Or did he?

There's no way to tease out the truth from all the swirling rumours. I'd believe the learners based on Sam's odd behavior, but then as an occassional victim of village gossip I can sympathize. A few inside jokes with a male educator, and suddenly we must be dating! Loopeng is a regular gossip manufacturing machine. But isn't every rumour based on a shred of truth?

Anyway, I was on my way to school this morning when my host mother stopped me. "No," she said, "You must not go to school today."

I went.

At school I found a small huddle of educators, and across the road, in front of the school gates were dozens of learners and even a few community members. They were singing, dancing and drinking. It might have been a party were it not for everyone holding sticks and hurling rocks. The mass got bigger as more learners arrived and joined in. Burning tires added to the atmosphere of chaos. Signs waved saying, "No Paul! No school!".

Yep, that's what this is about. The learners have decided that Paul's sentence is too harsh and they've shut down the school in response. I guess Sam's involvement makes it a school issue, but the lack of critical thinking that has gone into this display is, well, I have no words.

After an hour, during which one educator was hit and received a small but bloody cut and Shaka took a rock to a back leg, I went home. I promptly locked myself in.

Several times in South Africa I have witnessed the violent potential of a mob. This may just be a band of schoolchildren, but it is large and in the frenzy of marching and chanting, rational thought sails out the window right along with individual responsibility.

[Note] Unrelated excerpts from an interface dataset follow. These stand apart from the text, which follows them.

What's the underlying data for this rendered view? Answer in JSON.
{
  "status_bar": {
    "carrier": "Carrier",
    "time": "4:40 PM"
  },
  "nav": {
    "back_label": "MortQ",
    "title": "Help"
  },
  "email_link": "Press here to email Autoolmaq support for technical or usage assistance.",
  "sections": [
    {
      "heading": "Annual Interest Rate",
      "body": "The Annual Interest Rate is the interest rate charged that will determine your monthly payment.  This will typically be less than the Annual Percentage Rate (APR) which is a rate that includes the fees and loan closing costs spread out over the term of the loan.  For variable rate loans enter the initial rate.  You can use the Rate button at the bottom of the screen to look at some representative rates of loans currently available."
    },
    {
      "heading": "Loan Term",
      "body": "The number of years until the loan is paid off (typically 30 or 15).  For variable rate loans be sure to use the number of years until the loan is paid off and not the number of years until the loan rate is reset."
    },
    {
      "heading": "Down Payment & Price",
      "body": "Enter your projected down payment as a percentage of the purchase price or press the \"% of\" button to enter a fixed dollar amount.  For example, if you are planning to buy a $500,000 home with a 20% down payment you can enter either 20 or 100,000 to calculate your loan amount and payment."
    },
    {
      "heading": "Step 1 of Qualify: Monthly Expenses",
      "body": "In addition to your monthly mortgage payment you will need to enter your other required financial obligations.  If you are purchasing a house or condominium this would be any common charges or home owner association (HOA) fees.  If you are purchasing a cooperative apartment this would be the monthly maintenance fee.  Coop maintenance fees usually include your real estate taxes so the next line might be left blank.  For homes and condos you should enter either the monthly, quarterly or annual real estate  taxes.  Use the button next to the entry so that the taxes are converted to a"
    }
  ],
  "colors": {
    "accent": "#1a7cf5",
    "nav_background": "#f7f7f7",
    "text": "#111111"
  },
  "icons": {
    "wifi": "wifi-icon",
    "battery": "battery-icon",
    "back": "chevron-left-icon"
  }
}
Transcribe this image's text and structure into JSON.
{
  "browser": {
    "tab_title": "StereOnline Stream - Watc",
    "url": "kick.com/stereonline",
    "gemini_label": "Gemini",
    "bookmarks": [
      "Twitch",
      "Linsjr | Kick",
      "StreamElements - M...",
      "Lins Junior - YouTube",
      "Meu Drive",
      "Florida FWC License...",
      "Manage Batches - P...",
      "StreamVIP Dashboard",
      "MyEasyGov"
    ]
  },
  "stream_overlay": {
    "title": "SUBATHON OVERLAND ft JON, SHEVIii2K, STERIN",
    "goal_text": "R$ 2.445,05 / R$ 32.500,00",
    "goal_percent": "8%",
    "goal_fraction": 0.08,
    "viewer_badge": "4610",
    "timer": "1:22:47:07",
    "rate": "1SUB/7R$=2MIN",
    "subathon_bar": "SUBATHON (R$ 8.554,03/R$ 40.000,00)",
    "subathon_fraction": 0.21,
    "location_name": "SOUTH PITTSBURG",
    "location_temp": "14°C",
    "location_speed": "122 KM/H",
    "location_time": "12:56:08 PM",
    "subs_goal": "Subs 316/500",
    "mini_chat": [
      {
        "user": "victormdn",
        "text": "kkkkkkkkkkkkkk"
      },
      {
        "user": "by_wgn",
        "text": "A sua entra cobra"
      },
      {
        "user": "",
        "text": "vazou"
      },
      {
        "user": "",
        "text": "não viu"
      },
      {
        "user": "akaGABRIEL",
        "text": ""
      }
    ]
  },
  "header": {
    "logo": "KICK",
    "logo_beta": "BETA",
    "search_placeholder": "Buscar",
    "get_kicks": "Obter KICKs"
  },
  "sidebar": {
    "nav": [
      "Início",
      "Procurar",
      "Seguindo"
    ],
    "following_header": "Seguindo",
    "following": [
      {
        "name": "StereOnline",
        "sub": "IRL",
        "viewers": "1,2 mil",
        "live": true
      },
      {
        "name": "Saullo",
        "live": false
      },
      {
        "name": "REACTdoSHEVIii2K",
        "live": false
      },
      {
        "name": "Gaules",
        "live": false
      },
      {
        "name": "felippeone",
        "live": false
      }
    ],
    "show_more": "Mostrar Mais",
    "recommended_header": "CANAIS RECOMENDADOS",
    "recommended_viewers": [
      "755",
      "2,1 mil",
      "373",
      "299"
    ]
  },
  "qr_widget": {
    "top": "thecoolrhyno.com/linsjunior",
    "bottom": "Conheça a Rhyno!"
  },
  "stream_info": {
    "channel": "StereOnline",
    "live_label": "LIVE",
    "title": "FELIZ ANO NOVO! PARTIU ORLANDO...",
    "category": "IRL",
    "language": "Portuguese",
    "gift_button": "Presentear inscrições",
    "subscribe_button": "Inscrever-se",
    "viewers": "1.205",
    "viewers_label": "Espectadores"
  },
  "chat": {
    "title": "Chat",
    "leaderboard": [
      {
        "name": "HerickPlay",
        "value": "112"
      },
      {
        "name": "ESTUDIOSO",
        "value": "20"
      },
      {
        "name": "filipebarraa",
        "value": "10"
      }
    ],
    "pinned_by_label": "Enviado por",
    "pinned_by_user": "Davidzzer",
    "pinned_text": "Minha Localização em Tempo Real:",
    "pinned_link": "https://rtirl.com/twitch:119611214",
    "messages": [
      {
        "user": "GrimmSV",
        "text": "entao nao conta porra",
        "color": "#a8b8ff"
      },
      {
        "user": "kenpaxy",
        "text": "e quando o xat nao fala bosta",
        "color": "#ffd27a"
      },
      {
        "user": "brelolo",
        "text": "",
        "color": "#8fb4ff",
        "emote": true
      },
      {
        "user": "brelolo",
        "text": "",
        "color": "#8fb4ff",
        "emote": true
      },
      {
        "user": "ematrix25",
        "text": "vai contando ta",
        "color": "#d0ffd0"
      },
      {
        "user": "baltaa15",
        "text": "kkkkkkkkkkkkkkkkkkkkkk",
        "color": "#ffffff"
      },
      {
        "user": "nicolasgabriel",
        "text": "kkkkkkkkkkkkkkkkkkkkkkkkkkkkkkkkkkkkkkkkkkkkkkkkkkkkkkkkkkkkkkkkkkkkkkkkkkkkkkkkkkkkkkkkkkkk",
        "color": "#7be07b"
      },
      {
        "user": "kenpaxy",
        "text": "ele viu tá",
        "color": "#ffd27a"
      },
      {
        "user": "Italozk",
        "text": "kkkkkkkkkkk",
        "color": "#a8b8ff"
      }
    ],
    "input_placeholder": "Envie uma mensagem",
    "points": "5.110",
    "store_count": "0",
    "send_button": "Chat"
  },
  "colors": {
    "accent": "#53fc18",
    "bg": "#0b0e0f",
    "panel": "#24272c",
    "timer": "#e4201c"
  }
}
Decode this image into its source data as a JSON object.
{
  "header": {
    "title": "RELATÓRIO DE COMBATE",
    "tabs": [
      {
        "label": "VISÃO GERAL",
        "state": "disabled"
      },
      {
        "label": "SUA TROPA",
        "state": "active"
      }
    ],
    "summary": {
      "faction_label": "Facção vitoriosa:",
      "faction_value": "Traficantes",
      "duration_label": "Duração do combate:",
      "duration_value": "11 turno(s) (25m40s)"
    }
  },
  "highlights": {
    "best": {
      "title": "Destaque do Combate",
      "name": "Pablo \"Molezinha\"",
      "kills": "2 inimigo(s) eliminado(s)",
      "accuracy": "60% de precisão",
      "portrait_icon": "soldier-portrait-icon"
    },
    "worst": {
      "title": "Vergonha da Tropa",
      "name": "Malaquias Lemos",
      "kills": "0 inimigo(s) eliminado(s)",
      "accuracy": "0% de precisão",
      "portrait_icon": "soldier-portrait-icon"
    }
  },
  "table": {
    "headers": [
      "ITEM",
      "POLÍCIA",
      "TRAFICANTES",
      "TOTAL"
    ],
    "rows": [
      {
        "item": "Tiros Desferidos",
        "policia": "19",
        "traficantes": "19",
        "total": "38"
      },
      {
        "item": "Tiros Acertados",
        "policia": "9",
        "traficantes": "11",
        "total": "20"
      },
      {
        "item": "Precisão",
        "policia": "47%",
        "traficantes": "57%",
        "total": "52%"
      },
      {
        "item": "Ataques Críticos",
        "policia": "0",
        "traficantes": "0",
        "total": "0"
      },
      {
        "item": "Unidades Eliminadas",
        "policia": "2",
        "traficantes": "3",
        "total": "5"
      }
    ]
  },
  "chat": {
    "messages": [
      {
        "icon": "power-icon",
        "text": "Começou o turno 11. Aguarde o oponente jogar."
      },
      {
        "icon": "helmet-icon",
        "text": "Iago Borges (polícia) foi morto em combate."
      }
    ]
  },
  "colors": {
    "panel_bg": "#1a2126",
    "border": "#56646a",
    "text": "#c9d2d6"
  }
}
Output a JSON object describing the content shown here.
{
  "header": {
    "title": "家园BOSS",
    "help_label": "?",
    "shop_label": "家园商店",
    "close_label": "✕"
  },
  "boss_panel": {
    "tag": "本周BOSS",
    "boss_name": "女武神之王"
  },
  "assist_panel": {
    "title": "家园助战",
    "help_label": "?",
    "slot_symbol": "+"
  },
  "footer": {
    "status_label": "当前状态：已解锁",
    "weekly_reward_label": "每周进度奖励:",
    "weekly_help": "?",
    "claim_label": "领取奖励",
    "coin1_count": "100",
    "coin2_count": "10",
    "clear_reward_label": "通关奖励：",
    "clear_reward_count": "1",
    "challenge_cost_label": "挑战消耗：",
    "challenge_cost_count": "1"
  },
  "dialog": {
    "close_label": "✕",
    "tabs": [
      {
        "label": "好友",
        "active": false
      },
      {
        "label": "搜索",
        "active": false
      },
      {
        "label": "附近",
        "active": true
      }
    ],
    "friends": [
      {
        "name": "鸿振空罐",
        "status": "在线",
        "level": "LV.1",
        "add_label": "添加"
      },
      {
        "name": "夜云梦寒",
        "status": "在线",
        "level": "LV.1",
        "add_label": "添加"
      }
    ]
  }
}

Collective action can turn violent quickly, and until everyone puts down their bull horns, I'm not going out there again.